For Durango resident and single mom Lisa Owens, raising a child has been the most fulfilling part of her life. When the opportunity arose to open her arms to another child and be a host mom to a visiting exchange student from another country, she took it.
Four years ago, she welcomed a child from Japan into her home named Aoi Yamagishi, only 12 years old at the time. This year, Aoi came back, now 16 and eager to tackle all that comes with attending an American high school.
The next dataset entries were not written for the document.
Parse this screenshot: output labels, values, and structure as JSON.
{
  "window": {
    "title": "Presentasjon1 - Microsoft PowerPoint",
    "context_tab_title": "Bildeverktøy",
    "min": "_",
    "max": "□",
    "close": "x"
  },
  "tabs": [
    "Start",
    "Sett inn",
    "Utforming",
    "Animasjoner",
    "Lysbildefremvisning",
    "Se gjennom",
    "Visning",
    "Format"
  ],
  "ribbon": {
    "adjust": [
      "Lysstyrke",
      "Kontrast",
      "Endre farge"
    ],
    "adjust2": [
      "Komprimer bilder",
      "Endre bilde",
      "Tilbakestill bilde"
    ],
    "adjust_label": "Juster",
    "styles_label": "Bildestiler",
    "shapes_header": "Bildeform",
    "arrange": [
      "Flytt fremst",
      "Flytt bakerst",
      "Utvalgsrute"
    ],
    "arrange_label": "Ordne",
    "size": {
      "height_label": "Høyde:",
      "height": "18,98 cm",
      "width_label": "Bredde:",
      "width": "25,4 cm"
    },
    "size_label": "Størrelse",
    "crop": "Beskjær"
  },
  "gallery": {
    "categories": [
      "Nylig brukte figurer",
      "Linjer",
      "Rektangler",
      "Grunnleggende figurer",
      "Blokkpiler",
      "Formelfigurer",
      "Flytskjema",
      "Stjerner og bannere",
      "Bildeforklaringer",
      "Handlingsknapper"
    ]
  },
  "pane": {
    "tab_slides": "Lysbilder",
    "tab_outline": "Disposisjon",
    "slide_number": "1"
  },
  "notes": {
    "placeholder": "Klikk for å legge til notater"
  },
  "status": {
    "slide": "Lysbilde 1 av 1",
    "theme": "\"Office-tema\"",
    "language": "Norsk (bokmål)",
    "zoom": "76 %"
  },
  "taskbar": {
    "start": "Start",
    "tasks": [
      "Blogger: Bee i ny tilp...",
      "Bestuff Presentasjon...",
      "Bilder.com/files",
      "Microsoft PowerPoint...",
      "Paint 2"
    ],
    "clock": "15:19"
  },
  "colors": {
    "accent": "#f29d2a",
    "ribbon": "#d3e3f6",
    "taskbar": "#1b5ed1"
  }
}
Aoi is part of the Lex-Hippo Family Club, a Japanese-based institute that sends young children to live from a few weeks to a year in other countries to become fully immersed in their language. Aoi has been a member of Lex-Hippo for five years and said many children join the organization to learn one or more of the 22 languages taught in the classrooms.
Lex-Hippo works with many exchange programs like the States’ 4-H International Exchange Programs, a nonprofit that has been in service for 50 years and has worked with more than 63,000 youths in 43 countries since 1972.
In 2018, States’ 4-H International sent out flyers to Durango parents hoping to generate interest in being a host family to an exchange student, and Owens jumped at the chance.
“I thought, ‘Why not?’” Owens said. “I wanted to make a difference.”
The 12-year-old Japanese boy she welcomed into her home, however, did not speak a word of English.
“I wasn’t expecting that,” Owens said. “It was hard.”
“I didn’t understand a thing for the first couple of weeks,” Aoi said.
“There was a lot of hand gesturing,” Owens’ 14-year-old son, Tucker, said. “Lots of pointing at things.”
“I was doing a lot of guessing back then,” Aoi said. “I would try to read people. Guess what they wanted or were saying, but then I just started to pick things up here and there.”
Aoi stayed for four weeks during his initial visit to the United States, and then realized he wanted to come back.
“I live in Tokyo, in a city,” he said, “but I liked being in the country (Durango).”
At 16 years old, Aoi decided to return for his entire junior year to live with his former host family.
“I think he missed my cooking,” Owens said with a wink.
Besides Owens’ cooking, the stark contrast between Animas High School, a public charter with a project-based curriculum that has two to three exchange students yearly, and the kind of school Aoi attends in Tokyo is another reason he had for crossing the ocean and spending a school year in the U.S.
“We went rafting my first day of school,” he said with a grin. “I feel more equal here. They give you opportunities to discuss things. To state your opinions. It’s a good school. In Japanese schools, there isn’t much discussion. There is a one-way lesson. When they teach English, it’s just reading and writing. You don’t get to speak it.”
“Aoi has just jumped right in with everything we offer here,” said Libby Cowles, AHS’s dean of enrollment and assistant head of school. “He’s been very positive.”
Other cultural differences Aoi has noted while attending AHS are the differences in American students’ lunches versus Japanese students’, the fact that students are allowed to snack and drink water in a classroom and being able to use the restroom when they need to go.
“You cannot go to the bathroom in Japanese classroom,” he said with a shake of his head. “You have to wait until class is over.”
Whether Aoi decides to finish his postsecondary schooling in the U.S. or stay in Japan once his junior year is over, he knows he wants to go into some kind of a nature-based architecture very different from the Tokyo building structures he is used to. He is also interested in international relations and a job that allows him to keep traveling around the world. Oh, and maybe climb Mount Kilimanjaro with his host family some day.
“We all want to go to Africa together,” Tucker said. “It would be so much fun!”
Following the strict rules of the Lex-Hippo program, Aoi is not allowed to have any contact with his family in Japan during the duration of his stay in Durango. Though Owens believes such a policy to be too strict, Aoi understands Lex-Hippo’s way of operating.
“When I am here, I have to be here fully,” he said. “I miss my family, but I have family here. I like just talking with them (host family). It’s not special, but it’s good for me.”
Aoi is just as fond of the U.S. as he is of his host family.
“I live in Tokyo my whole life,” he said. “It’s very different. America is a good country. It’s very free.”
Owens then emphasized that more Durango parents, and more Americans, should consider the possibility of being a host family for an exchange student, even if there is no monetary incentive.
“Open your home and open your heart,” she said. “Dive in. Be open and accepting. I feel like I’m making a difference in Aoi’s life, and that makes it all worth it.”
An earlier version of this story misstated Tucker Owen’s age. He is 14 years old, not 16.